The Old Town and its surrounding neighbourhoods have several excellent hotels, with the added pleasure of staying at the heart of historic Geneva. A short way from the cathedral and the Maison Tavel (the oldest house in Geneva) and right next to the row of cannons, you can stay and eat at Les Armures, a charming boutique hotel named after the armoury that once stood there. It’s both a hotel and a well-known restaurant for traditional Swiss mountain food like cheese fondue. The Old Town is worth visiting all year round, with its Roman ruins in the cathedral crypt and its 400-year old houses, but during the annual Geneva music festival (Fête de la Musique), its twisted streets and intimate courtyards come alive with music of all traditions. It is not known for its shopping, but several small antique shops, art galleries and curios dot the narrow streets.
Past the University and the Parc des Bastions with its Reformation Wall, two other boutique hotels, the Tiffany and the Cour des Augustins, cater to travellers drawn to a lively and cultural area, vibrant with museums, cafes and restaurants. The nearby Plaine de Plainpalais boasts the largest flea market in Europe, every Wednesday and Saturday. On the other side of the Old Town, on the Place Longemalle near the Rues-Basses, you can stay at the charming La Cigogne.
The Rues-Basses, the Geneva high streets, contain a mix of shopping venues, from department stores to high-end boutiques, to more modest high street shops. Two large shopping streets dominate it - the Rue du Marché and the Rue du Rhône - with adjacent smaller streets. This part of Geneva has very little nightlife, but beyond it, towards Rive, there are a handful of night clubs. The Rue du Rhône has one famous hotel: Le Métropole, the only lakeside grand hotel on the Left Bank.
Rue du Stand and La Jonction: working-class alternative
(nightlife, music, alternative scene, cheap, young people)
From the Rue du Stand to La Jonction, along the Rhône on the Left Bank, there is no noteworthy place to stay apart from a friendly youth hostel. However, the area is home to the famous L’Usine, a night-club, alternative music venue, and art centre.

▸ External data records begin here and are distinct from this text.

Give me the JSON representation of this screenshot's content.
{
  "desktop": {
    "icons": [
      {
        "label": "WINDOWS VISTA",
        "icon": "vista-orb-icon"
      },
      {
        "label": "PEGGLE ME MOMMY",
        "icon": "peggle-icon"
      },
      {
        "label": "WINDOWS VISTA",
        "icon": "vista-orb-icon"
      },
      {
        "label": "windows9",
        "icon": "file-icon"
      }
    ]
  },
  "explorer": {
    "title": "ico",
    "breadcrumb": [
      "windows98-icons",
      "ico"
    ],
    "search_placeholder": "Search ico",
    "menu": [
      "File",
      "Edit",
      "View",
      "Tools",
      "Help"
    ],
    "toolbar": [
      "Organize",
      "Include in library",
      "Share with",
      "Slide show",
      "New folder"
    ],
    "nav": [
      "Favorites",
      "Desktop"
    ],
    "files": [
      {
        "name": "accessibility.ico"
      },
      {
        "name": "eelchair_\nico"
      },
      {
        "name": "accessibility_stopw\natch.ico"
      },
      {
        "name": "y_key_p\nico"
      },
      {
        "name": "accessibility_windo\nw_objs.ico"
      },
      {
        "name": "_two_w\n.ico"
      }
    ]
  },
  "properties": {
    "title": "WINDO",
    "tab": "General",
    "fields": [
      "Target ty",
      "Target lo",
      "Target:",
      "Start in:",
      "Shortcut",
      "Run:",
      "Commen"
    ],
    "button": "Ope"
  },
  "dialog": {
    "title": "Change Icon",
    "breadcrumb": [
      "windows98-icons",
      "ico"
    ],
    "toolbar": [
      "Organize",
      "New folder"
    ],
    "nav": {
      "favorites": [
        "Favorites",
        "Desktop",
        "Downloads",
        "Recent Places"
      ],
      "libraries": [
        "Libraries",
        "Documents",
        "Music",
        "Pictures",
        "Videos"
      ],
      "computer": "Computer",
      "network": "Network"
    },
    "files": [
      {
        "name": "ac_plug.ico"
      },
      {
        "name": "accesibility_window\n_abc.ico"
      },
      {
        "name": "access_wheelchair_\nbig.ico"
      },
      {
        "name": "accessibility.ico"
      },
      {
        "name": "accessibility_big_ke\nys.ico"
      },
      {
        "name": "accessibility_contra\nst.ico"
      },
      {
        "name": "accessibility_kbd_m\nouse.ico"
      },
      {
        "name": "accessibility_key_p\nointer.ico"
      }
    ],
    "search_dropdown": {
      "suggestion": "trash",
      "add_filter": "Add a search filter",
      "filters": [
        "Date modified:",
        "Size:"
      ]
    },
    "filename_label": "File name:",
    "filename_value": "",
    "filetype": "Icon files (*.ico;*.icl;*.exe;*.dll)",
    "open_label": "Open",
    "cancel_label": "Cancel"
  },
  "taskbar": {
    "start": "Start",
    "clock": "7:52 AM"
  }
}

In the middle of the river, on an island joined by a bridge, there is another art centre, in a restored 19th-century industrial building called Le Bâtiment des Forces-Motrices, now a theatre.
It would be a mistake to believe that the grand hotels of the Right Bank or the boutiques of the central Left Bank represent the only attractive accommodation in Geneva. Though this international city is expensive, and as such, there are no ‘cheap’ hotels or B&Bs, there is good accommodation to be found all over town and in some of the suburbs and villages of this small canton. Public transport is good and reliable, so no matter where you stay in or near Geneva, you will find it easy to get about.
(old world charm, large parks, music)
Further along the Lake on the Left Bank, past the English Garden, you reach the elegant Parc de la Grange, with its two theatres and a delightful summer music venue. Beyond that, you’ll find the large Parc des Eaux-Vives, named for the neighbourhood of the same name. Two hotels are recommended in the area - Le Diplomate and the Hôtel du Parc des Eaux-Vives.